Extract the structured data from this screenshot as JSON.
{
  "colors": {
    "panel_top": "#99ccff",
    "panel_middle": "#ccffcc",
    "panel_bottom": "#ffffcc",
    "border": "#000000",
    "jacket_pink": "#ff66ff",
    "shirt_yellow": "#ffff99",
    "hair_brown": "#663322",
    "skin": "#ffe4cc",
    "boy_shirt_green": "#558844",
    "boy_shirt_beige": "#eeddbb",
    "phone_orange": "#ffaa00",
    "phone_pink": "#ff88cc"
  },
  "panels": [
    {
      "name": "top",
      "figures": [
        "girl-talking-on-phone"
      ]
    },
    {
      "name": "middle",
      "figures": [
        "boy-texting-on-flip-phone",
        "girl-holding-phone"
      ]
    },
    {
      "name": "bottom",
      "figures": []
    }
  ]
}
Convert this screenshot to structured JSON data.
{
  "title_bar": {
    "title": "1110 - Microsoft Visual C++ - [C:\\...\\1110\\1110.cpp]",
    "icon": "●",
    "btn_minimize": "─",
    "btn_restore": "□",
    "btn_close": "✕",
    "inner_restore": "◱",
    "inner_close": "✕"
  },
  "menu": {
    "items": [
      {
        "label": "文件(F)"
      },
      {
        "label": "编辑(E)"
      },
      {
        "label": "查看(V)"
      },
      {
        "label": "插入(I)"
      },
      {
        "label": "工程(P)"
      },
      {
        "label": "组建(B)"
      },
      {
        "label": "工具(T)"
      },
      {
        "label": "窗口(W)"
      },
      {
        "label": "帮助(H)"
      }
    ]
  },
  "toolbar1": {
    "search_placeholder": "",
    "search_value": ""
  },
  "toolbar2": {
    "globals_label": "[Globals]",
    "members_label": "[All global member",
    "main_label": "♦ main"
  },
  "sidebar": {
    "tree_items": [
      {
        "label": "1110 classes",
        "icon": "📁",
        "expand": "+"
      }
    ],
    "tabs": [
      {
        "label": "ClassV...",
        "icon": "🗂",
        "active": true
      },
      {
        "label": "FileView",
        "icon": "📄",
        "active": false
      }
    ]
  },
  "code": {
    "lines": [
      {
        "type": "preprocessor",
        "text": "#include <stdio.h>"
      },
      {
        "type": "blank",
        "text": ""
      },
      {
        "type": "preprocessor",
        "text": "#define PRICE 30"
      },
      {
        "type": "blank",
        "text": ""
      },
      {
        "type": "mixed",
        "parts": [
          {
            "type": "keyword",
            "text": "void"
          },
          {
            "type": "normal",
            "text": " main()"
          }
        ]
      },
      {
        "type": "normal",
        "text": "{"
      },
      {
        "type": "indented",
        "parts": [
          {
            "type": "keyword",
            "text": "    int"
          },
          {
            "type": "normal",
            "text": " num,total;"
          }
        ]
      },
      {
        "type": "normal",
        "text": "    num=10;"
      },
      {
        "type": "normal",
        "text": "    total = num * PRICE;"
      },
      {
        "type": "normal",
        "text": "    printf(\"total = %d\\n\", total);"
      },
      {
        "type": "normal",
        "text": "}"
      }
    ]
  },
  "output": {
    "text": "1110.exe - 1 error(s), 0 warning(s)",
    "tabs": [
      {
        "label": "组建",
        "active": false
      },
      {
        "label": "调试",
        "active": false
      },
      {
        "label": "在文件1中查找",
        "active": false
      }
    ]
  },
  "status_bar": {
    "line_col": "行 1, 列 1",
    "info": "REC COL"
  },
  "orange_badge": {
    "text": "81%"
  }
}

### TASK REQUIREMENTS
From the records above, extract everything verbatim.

### EXERCISE OUTPUT
Extract the structured data from this screenshot as JSON.
{
  "colors": {
    "panel_top": "#99ccff",
    "panel_middle": "#ccffcc",
    "panel_bottom": "#ffffcc",
    "border": "#000000",
    "jacket_pink": "#ff66ff",
    "shirt_yellow": "#ffff99",
    "hair_brown": "#663322",
    "skin": "#ffe4cc",
    "boy_shirt_green": "#558844",
    "boy_shirt_beige": "#eeddbb",
    "phone_orange": "#ffaa00",
    "phone_pink": "#ff88cc"
  },
  "panels": [
    {
      "name": "top",
      "figures": [
        "girl-talking-on-phone"
      ]
    },
    {
      "name": "middle",
      "figures": [
        "boy-texting-on-flip-phone",
        "girl-holding-phone"
      ]
    },
    {
      "name": "bottom",
      "figures": []
    }
  ]
}
Convert this screenshot to structured JSON data.
{
  "title_bar": {
    "title": "1110 - Microsoft Visual C++ - [C:\\...\\1110\\1110.cpp]",
    "icon": "●",
    "btn_minimize": "─",
    "btn_restore": "□",
    "btn_close": "✕",
    "inner_restore": "◱",
    "inner_close": "✕"
  },
  "menu": {
    "items": [
      {
        "label": "文件(F)"
      },
      {
        "label": "编辑(E)"
      },
      {
        "label": "查看(V)"
      },
      {
        "label": "插入(I)"
      },
      {
        "label": "工程(P)"
      },
      {
        "label": "组建(B)"
      },
      {
        "label": "工具(T)"
      },
      {
        "label": "窗口(W)"
      },
      {
        "label": "帮助(H)"
      }
    ]
  },
  "toolbar1": {
    "search_placeholder": "",
    "search_value": ""
  },
  "toolbar2": {
    "globals_label": "[Globals]",
    "members_label": "[All global member",
    "main_label": "♦ main"
  },
  "sidebar": {
    "tree_items": [
      {
        "label": "1110 classes",
        "icon": "📁",
        "expand": "+"
      }
    ],
    "tabs": [
      {
        "label": "ClassV...",
        "icon": "🗂",
        "active": true
      },
      {
        "label": "FileView",
        "icon": "📄",
        "active": false
      }
    ]
  },
  "code": {
    "lines": [
      {
        "type": "preprocessor",
        "text": "#include <stdio.h>"
      },
      {
        "type": "blank",
        "text": ""
      },
      {
        "type": "preprocessor",
        "text": "#define PRICE 30"
      },
      {
        "type": "blank",
        "text": ""
      },
      {
        "type": "mixed",
        "parts": [
          {
            "type": "keyword",
            "text": "void"
          },
          {
            "type": "normal",
            "text": " main()"
          }
        ]
      },
      {
        "type": "normal",
        "text": "{"
      },
      {
        "type": "indented",
        "parts": [
          {
            "type": "keyword",
            "text": "    int"
          },
          {
            "type": "normal",
            "text": " num,total;"
          }
        ]
      },
      {
        "type": "normal",
        "text": "    num=10;"
      },
      {
        "type": "normal",
        "text": "    total = num * PRICE;"
      },
      {
        "type": "normal",
        "text": "    printf(\"total = %d\\n\", total);"
      },
      {
        "type": "normal",
        "text": "}"
      }
    ]
  },
  "output": {
    "text": "1110.exe - 1 error(s), 0 warning(s)",
    "tabs": [
      {
        "label": "组建",
        "active": false
      },
      {
        "label": "调试",
        "active": false
      },
      {
        "label": "在文件1中查找",
        "active": false
      }
    ]
  },
  "status_bar": {
    "line_col": "行 1, 列 1",
    "info": "REC COL"
  },
  "orange_badge": {
    "text": "81%"
  }
}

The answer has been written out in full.